=== WORKING DATA ===

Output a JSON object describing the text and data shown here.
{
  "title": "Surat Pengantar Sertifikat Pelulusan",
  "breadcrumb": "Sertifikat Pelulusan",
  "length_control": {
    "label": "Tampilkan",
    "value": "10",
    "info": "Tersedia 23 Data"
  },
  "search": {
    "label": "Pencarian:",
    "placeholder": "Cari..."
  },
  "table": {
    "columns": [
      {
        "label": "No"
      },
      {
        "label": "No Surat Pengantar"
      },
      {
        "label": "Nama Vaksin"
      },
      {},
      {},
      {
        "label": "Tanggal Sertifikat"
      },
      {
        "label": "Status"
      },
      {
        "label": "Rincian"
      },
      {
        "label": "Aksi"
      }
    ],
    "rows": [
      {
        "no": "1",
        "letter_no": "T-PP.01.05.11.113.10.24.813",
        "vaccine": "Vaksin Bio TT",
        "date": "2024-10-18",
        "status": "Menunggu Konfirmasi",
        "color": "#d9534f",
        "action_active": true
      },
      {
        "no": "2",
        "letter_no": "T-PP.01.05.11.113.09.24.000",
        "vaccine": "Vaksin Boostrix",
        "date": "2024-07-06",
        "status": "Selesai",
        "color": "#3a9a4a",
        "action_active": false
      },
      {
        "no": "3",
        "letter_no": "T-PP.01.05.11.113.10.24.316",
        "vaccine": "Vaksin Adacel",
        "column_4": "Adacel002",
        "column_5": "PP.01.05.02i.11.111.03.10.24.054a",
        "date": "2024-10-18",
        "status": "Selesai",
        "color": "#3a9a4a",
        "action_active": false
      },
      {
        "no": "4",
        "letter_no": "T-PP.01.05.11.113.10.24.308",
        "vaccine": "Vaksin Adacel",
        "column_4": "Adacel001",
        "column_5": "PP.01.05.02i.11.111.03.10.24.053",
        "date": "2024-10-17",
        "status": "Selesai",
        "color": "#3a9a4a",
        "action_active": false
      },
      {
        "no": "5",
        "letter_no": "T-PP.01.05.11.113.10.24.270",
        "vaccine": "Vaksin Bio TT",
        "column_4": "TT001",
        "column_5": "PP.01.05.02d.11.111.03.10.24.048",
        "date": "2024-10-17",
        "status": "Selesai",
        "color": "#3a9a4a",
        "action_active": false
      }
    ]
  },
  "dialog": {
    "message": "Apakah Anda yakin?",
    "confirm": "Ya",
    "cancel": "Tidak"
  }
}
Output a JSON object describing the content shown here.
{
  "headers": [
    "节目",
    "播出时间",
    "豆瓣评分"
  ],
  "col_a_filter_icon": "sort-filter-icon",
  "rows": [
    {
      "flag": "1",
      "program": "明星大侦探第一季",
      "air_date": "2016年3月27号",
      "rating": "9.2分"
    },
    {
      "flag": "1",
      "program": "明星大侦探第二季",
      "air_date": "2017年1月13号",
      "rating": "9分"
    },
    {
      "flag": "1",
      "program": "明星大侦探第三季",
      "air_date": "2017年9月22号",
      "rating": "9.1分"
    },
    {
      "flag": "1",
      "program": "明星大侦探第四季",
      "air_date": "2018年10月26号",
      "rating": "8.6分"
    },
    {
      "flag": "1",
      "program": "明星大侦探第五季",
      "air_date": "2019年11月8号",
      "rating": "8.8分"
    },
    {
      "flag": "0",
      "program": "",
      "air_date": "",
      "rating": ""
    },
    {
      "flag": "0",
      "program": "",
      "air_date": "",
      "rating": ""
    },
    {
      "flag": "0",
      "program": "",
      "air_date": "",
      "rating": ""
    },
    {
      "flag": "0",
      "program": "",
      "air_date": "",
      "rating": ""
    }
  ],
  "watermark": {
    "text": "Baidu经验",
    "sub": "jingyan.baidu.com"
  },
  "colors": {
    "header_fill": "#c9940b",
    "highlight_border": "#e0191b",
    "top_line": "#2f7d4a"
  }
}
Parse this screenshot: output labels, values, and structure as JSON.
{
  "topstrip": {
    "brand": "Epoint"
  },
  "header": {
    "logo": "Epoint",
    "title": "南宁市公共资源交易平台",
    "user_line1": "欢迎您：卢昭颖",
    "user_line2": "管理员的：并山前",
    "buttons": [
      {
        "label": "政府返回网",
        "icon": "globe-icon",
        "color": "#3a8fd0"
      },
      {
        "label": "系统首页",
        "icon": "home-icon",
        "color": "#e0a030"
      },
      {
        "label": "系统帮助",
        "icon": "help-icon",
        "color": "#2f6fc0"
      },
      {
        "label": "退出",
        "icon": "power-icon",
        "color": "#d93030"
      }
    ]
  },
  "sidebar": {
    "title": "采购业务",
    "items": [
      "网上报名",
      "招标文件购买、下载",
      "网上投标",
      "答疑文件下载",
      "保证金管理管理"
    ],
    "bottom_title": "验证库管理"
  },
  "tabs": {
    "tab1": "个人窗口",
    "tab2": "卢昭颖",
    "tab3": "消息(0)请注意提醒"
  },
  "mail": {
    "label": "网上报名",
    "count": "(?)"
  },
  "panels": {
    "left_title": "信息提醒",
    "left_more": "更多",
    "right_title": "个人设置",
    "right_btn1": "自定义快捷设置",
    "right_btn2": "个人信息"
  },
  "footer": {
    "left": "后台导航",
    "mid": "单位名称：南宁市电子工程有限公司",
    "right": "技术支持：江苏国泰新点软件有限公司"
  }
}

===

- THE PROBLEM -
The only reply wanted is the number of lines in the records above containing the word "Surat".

- SOLUTION TO THIS EXERCISE -
2